Immunological investigation of rabies virus and oral vaccination effectiveness in raccoon dog population in Lithuania.

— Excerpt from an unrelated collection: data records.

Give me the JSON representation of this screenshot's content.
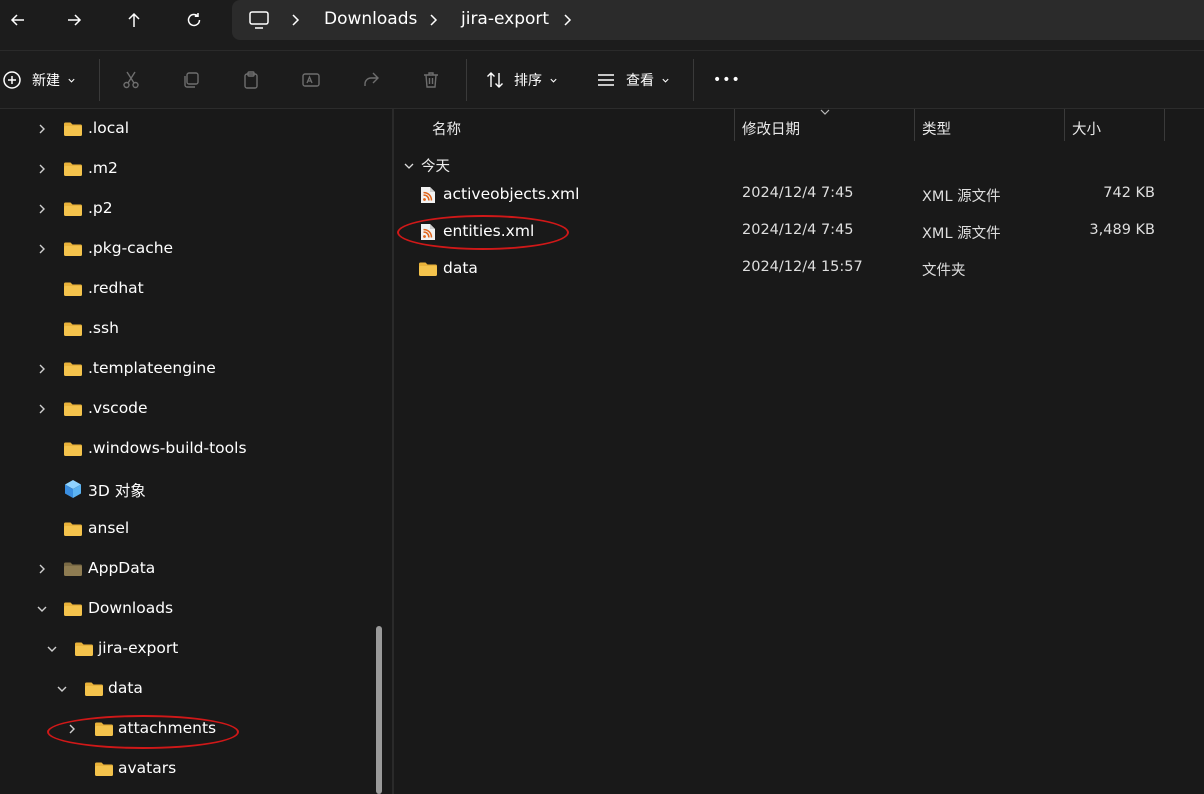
{
  "breadcrumb": {
    "items": [
      "Downloads",
      "jira-export"
    ]
  },
  "toolbar": {
    "new_label": "新建",
    "sort_label": "排序",
    "view_label": "查看",
    "more_label": "•••"
  },
  "nav_tree": {
    "items": [
      {
        "label": ".local",
        "expandable": true
      },
      {
        "label": ".m2",
        "expandable": true
      },
      {
        "label": ".p2",
        "expandable": true
      },
      {
        "label": ".pkg-cache",
        "expandable": true
      },
      {
        "label": ".redhat",
        "expandable": false
      },
      {
        "label": ".ssh",
        "expandable": false
      },
      {
        "label": ".templateengine",
        "expandable": true
      },
      {
        "label": ".vscode",
        "expandable": true
      },
      {
        "label": ".windows-build-tools",
        "expandable": false
      },
      {
        "label": "3D 对象",
        "expandable": false
      },
      {
        "label": "ansel",
        "expandable": false
      },
      {
        "label": "AppData",
        "expandable": true
      },
      {
        "label": "Downloads",
        "expandable": true,
        "expanded": true
      },
      {
        "label": "jira-export",
        "expandable": true,
        "expanded": true
      },
      {
        "label": "data",
        "expandable": true,
        "expanded": true
      },
      {
        "label": "attachments",
        "expandable": true
      },
      {
        "label": "avatars",
        "expandable": false
      }
    ]
  },
  "columns": {
    "name": "名称",
    "modified": "修改日期",
    "type": "类型",
    "size": "大小"
  },
  "group": {
    "label": "今天"
  },
  "files": [
    {
      "name": "activeobjects.xml",
      "modified": "2024/12/4 7:45",
      "type": "XML 源文件",
      "size": "742 KB",
      "icon": "rss-file-icon"
    },
    {
      "name": "entities.xml",
      "modified": "2024/12/4 7:45",
      "type": "XML 源文件",
      "size": "3,489 KB",
      "icon": "rss-file-icon"
    },
    {
      "name": "data",
      "modified": "2024/12/4 15:57",
      "type": "文件夹",
      "size": "",
      "icon": "folder-icon"
    }
  ],
  "colors": {
    "folder": "#f4c34c",
    "annotation": "#d01818",
    "background": "#191919"
  }
}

The study was conducted to determine the prevalence of Rabies virus in raccoon dogs (Nyctereutes procyonoides) from Luthuania between 2003 and 2008. Direct immunofluorescence rabies antigens were detected in 66.3% of 3291 raccoon dog brain samples tested. The highest number of infected animals was observed in 2006 at 89.40%. However, the number of cases significantly decreased in 2007 (37.77%) and 2008 (6.81%). This could be due to the oral vaccination (Lysvulpen live vaccine) performed in wild animals from Lithuania between 2006 and 2008. The efficacy of oral rabies vaccination in raccoon dogs was tested using indirect enzyme-linked immunoassay (ELISA) Platelia Rabies II produced by Bio-Rad (France). A total of 510 blood samples from raccoon dogs were examined and it was noted that 237 (46.47%) were positive between 2006 and 2008. There were 83 blood samples of raccoon dogs from ≤1-year-old and 24 or 28.91% animals had antibodies against rabies. It was observed that only 46.47% samples of hunted raccoon dogs had antibody titres of ≥0.5 IU/ml blood after oral vaccination. It is suggested that oral vaccination programme against rabies virus is effective in preventing and controlling the spread of Rabies virus in raccoon dogs.